## What you need to do
Every line of the listing below must be printed again exactly, apart from its pictures.
─── Dataset entries
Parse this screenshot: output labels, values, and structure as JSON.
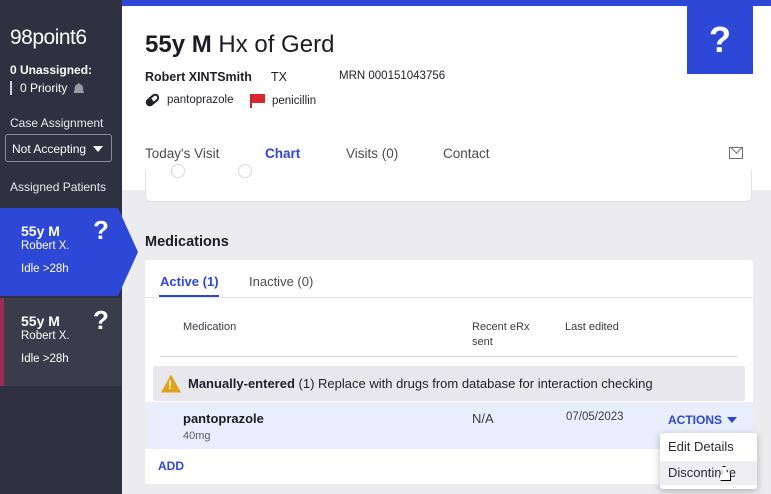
{
  "sidebar": {
    "logo": "98point6",
    "unassigned": "0 Unassigned:",
    "priority": "0 Priority",
    "case_assignment_label": "Case Assignment",
    "case_assignment_value": "Not Accepting",
    "assigned_patients_label": "Assigned Patients",
    "patients": [
      {
        "age_sex": "55y M",
        "name": "Robert X.",
        "status": "Idle >28h",
        "badge": "?"
      },
      {
        "age_sex": "55y M",
        "name": "Robert X.",
        "status": "Idle >28h",
        "badge": "?"
      }
    ]
  },
  "header": {
    "title_bold": "55y M",
    "title_rest": " Hx of Gerd",
    "patient_name": "Robert XINTSmith",
    "state": "TX",
    "mrn": "MRN 000151043756",
    "medication_tag": "pantoprazole",
    "allergy_tag": "penicillin",
    "badge": "?",
    "tabs": [
      "Today's Visit",
      "Chart",
      "Visits (0)",
      "Contact"
    ],
    "active_tab": "Chart"
  },
  "medications": {
    "section_title": "Medications",
    "tabs": [
      "Active (1)",
      "Inactive (0)"
    ],
    "columns": [
      "Medication",
      "Recent eRx sent",
      "Last edited"
    ],
    "warning_bold": "Manually-entered",
    "warning_rest": " (1) Replace with drugs from database for interaction checking",
    "rows": [
      {
        "name": "pantoprazole",
        "dose": "40mg",
        "erx": "N/A",
        "last_edited": "07/05/2023",
        "actions": "ACTIONS"
      }
    ],
    "add_label": "ADD"
  },
  "actions_menu": {
    "items": [
      "Edit Details",
      "Discontinue"
    ]
  },
  "colors": {
    "brand_blue": "#2d47d6",
    "sidebar": "#2f3140",
    "warning": "#e0a418",
    "allergy_flag": "#d9262d"
  }
}
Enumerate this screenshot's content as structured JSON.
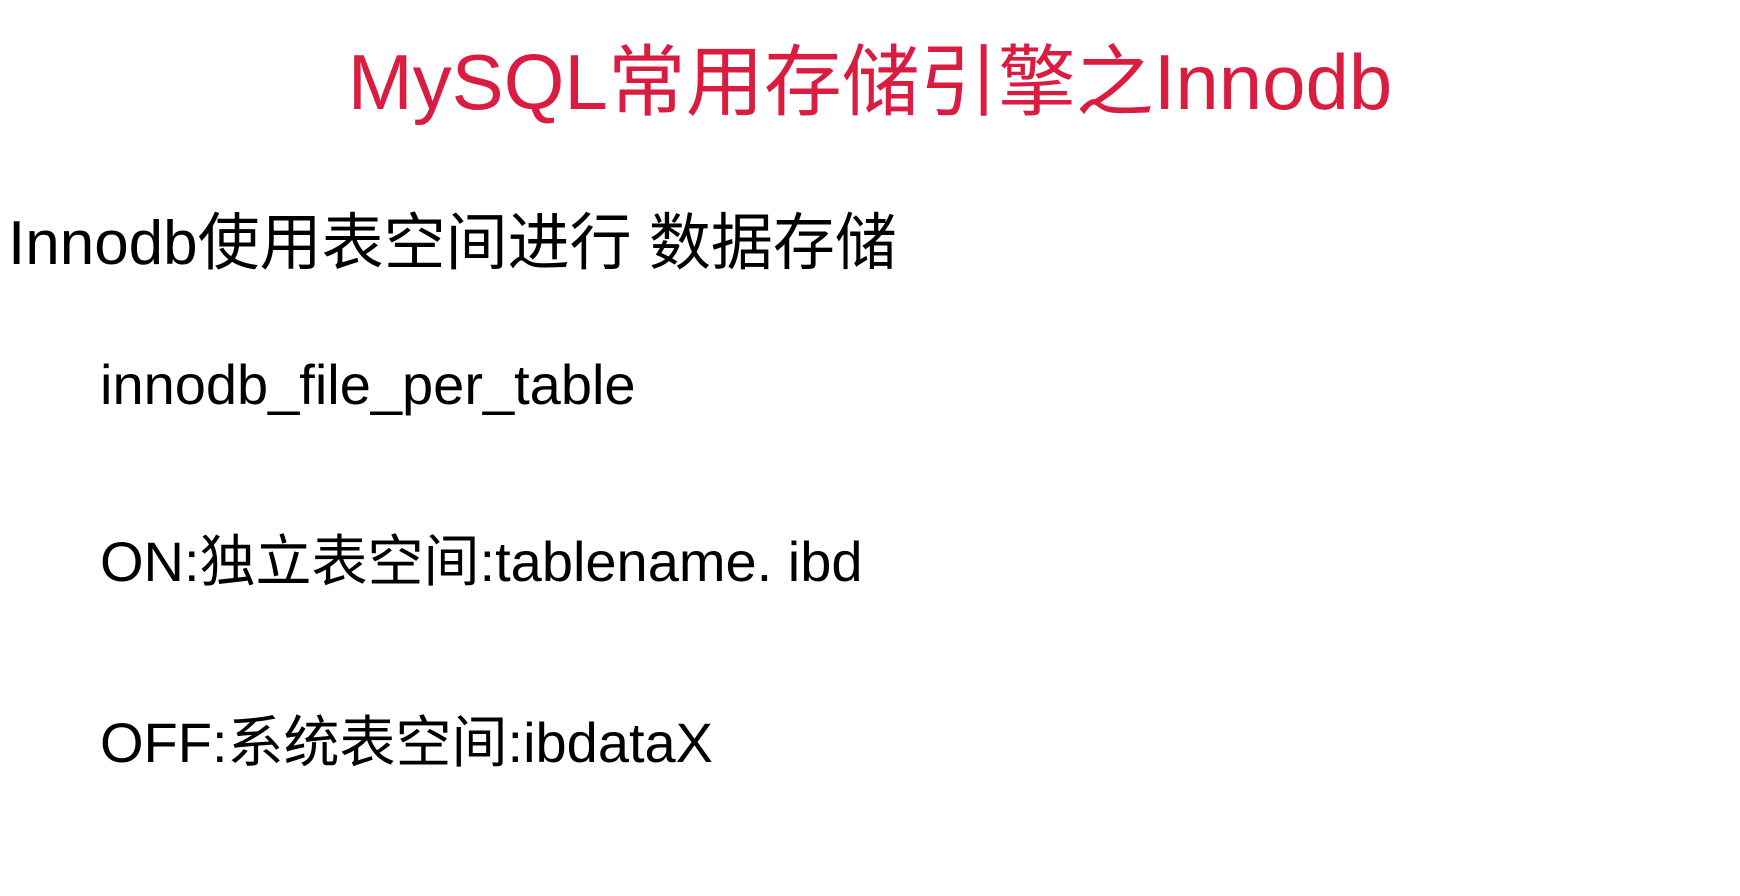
{
  "title": "MySQL常用存储引擎之Innodb",
  "subtitle": "Innodb使用表空间进行 数据存储",
  "lines": {
    "param": "innodb_file_per_table",
    "on": "ON:独立表空间:tablename. ibd",
    "off": "OFF:系统表空间:ibdataX"
  }
}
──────
## Answer box
Parse this screenshot: output labels, values, and structure as JSON.
{
  "sidebar": {
    "logo": "98point6",
    "unassigned": "0 Unassigned:",
    "priority": "0 Priority",
    "case_assignment_label": "Case Assignment",
    "case_assignment_value": "Not Accepting",
    "assigned_patients_label": "Assigned Patients",
    "patients": [
      {
        "age_sex": "55y M",
        "name": "Robert X.",
        "status": "Idle >28h",
        "badge": "?"
      },
      {
        "age_sex": "55y M",
        "name": "Robert X.",
        "status": "Idle >28h",
        "badge": "?"
      }
    ]
  },
  "header": {
    "title_bold": "55y M",
    "title_rest": " Hx of Gerd",
    "patient_name": "Robert XINTSmith",
    "state": "TX",
    "mrn": "MRN 000151043756",
    "medication_tag": "pantoprazole",
    "allergy_tag": "penicillin",
    "badge": "?",
    "tabs": [
      "Today's Visit",
      "Chart",
      "Visits (0)",
      "Contact"
    ],
    "active_tab": "Chart"
  },
  "medications": {
    "section_title": "Medications",
    "tabs": [
      "Active (1)",
      "Inactive (0)"
    ],
    "columns": [
      "Medication",
      "Recent eRx sent",
      "Last edited"
    ],
    "warning_bold": "Manually-entered",
    "warning_rest": " (1) Replace with drugs from database for interaction checking",
    "rows": [
      {
        "name": "pantoprazole",
        "dose": "40mg",
        "erx": "N/A",
        "last_edited": "07/05/2023",
        "actions": "ACTIONS"
      }
    ],
    "add_label": "ADD"
  },
  "actions_menu": {
    "items": [
      "Edit Details",
      "Discontinue"
    ]
  },
  "colors": {
    "brand_blue": "#2d47d6",
    "sidebar": "#2f3140",
    "warning": "#e0a418",
    "allergy_flag": "#d9262d"
  }
}
Enumerate this screenshot's content as structured JSON.
{
  "title": "MySQL常用存储引擎之Innodb",
  "subtitle": "Innodb使用表空间进行 数据存储",
  "lines": {
    "param": "innodb_file_per_table",
    "on": "ON:独立表空间:tablename. ibd",
    "off": "OFF:系统表空间:ibdataX"
  }
}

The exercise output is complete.